The details were part of the Baltimore Police Department's internal investigation into the circumstances surrounding Gray's death. The Baltimore Sun agreed not to share them until a decision was made on whether or not the officers involved in Gray's arrest would be charged for their actions. On Friday, State's Attorney Marilyn Mosby ruled Gray's death a homicide, and charges were filed against all six officers.
According to the Sun, Gray's requests for help were dismissed as "jailitis":
Task force members continued to investigate all possibilities even though they felt confident that Gray had suffered a "catastrophic injury" while being taken from the arrest at Gilmor Homes to the Western District police station. They discovered that the van's video camera was broken and that one of the officers during the transport said Gray had "jailitis" — a faked illness — when he complained about his condition.
And they spent many hours retracing the actions of Officer Caesar R. Goodson, Jr., the wagon driver. Goodson, the investigators said, had heard Gray ask for medical help a number of times — a key factor in the charges Mosby would bring against him.

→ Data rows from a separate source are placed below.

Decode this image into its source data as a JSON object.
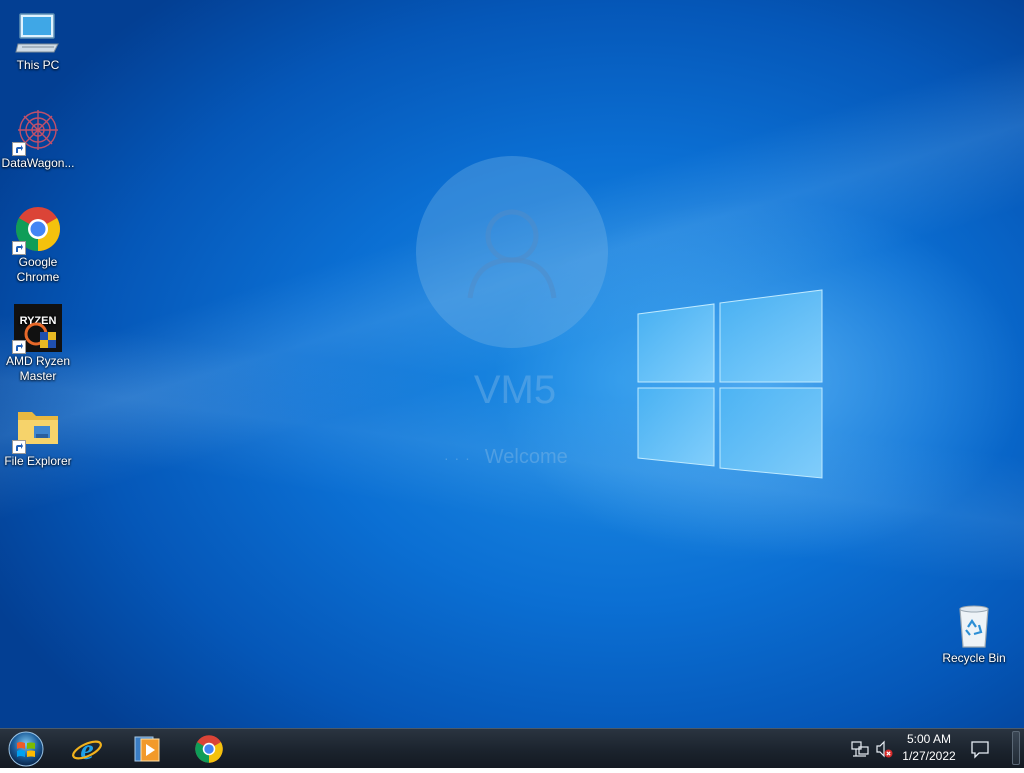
{
  "desktop": {
    "wallpaper": {
      "login_name": "VM5",
      "login_welcome": "Welcome"
    },
    "icons": [
      {
        "label": "This PC",
        "icon": "computer-icon"
      },
      {
        "label": "DataWagon...",
        "icon": "datawagon-icon"
      },
      {
        "label": "Google Chrome",
        "icon": "chrome-icon"
      },
      {
        "label": "AMD Ryzen Master",
        "icon": "ryzen-master-icon"
      },
      {
        "label": "File Explorer",
        "icon": "folder-icon"
      },
      {
        "label": "Recycle Bin",
        "icon": "recycle-bin-icon"
      }
    ]
  },
  "taskbar": {
    "pinned": [
      {
        "name": "Internet Explorer",
        "icon": "internet-explorer-icon"
      },
      {
        "name": "Windows Media Player",
        "icon": "media-player-icon"
      },
      {
        "name": "Google Chrome",
        "icon": "chrome-icon"
      }
    ],
    "tray": {
      "network_icon": "network-icon",
      "volume_icon": "volume-muted-icon",
      "notification_icon": "action-center-icon"
    },
    "clock": {
      "time": "5:00 AM",
      "date": "1/27/2022"
    }
  },
  "colors": {
    "wallpaper_blue": "#0b6fd3",
    "taskbar": "#1a222c",
    "logo_light": "#9fe0ff"
  }
}
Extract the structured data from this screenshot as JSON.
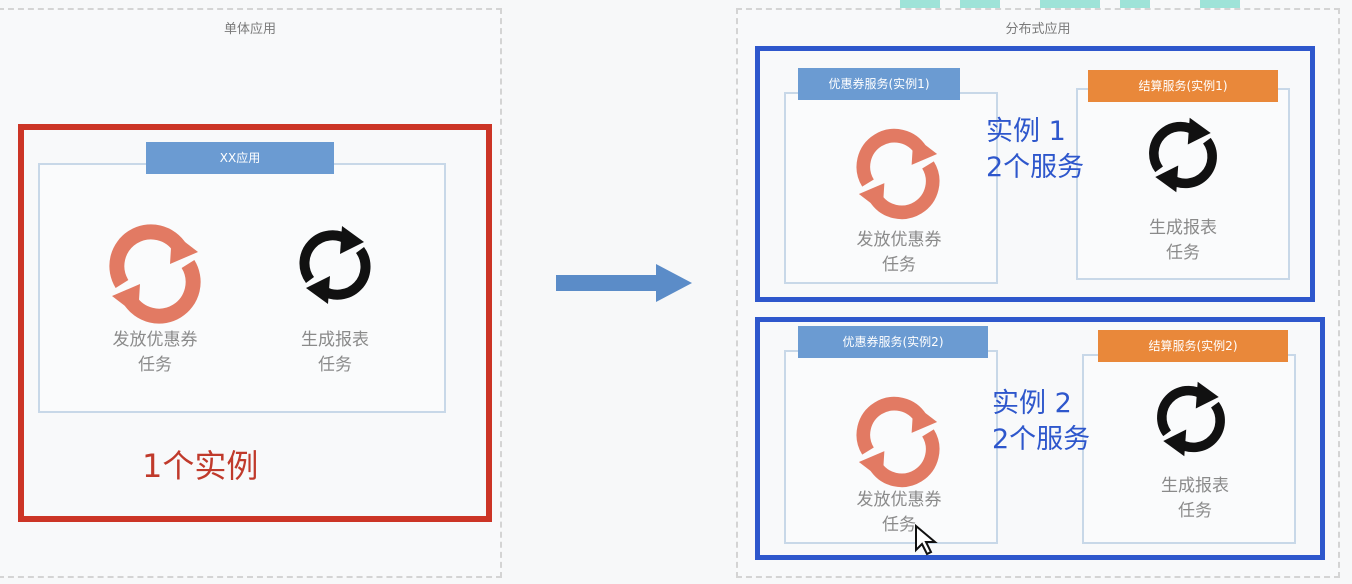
{
  "left": {
    "title": "单体应用",
    "app_tag": "XX应用",
    "task_coupon": [
      "发放优惠券",
      "任务"
    ],
    "task_report": [
      "生成报表",
      "任务"
    ],
    "note": "1个实例"
  },
  "right": {
    "title": "分布式应用",
    "instance1": {
      "coupon_tag": "优惠券服务(实例1)",
      "settle_tag": "结算服务(实例1)",
      "task_coupon": [
        "发放优惠券",
        "任务"
      ],
      "task_report": [
        "生成报表",
        "任务"
      ],
      "note": [
        "实例 1",
        "2个服务"
      ]
    },
    "instance2": {
      "coupon_tag": "优惠券服务(实例2)",
      "settle_tag": "结算服务(实例2)",
      "task_coupon": [
        "发放优惠券",
        "任务"
      ],
      "task_report": [
        "生成报表",
        "任务"
      ],
      "note": [
        "实例 2",
        "2个服务"
      ]
    }
  },
  "colors": {
    "coupon_icon": "#e27a63",
    "report_icon": "#111111",
    "red_highlight": "#cc3526",
    "blue_highlight": "#2e57cc",
    "arrow": "#5b8cc8"
  },
  "icons": {
    "coupon": "refresh-cycle-icon",
    "report": "sync-arrows-icon",
    "arrow": "right-arrow-icon",
    "cursor": "mouse-pointer-icon"
  }
}
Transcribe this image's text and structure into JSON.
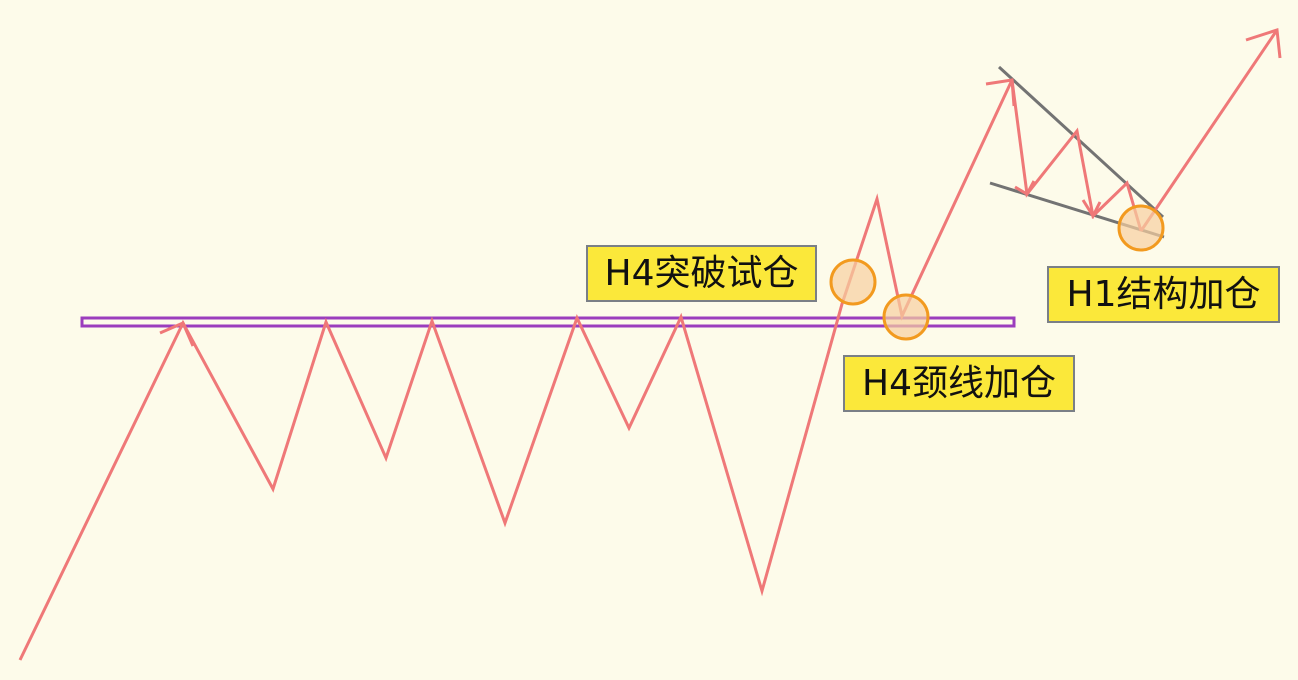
{
  "colors": {
    "background": "#fdfbea",
    "price_path": "#ef7878",
    "neckline": "#9b3dbd",
    "trendline": "#737373",
    "marker_stroke": "#f29a1f",
    "marker_fill": "#f7cfa0",
    "label_fill": "#fbe83a",
    "label_border": "#7a7f86"
  },
  "labels": {
    "breakout_trial": "H4突破试仓",
    "neckline_add": "H4颈线加仓",
    "structure_add": "H1结构加仓"
  }
}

Still, there were gaps along the route where no video or witness statements existed.
The investigators sought to understand why Goodson had made a stop that was discovered in a review of video camera footage. All they could determine was that Goodson looked into the back of the van, but did not touch Gray. But they wondered: Were there other stops?
The Sun adds that police were taken aback by Mosby's swift decision:
They stood motionless as Mosby began speaking. A lieutenant wearing a suit and bow tie rested his left hand on a leather chair; Green stood in uniform against the wall, hands behind his back. As Mosby read off the charges — including second-degree depraved-heart murder, the most serious, against Goodson — stunned looks crossed their faces.
They had not expected the state's attorney's office to act so soon.
[via Baltimore Sun]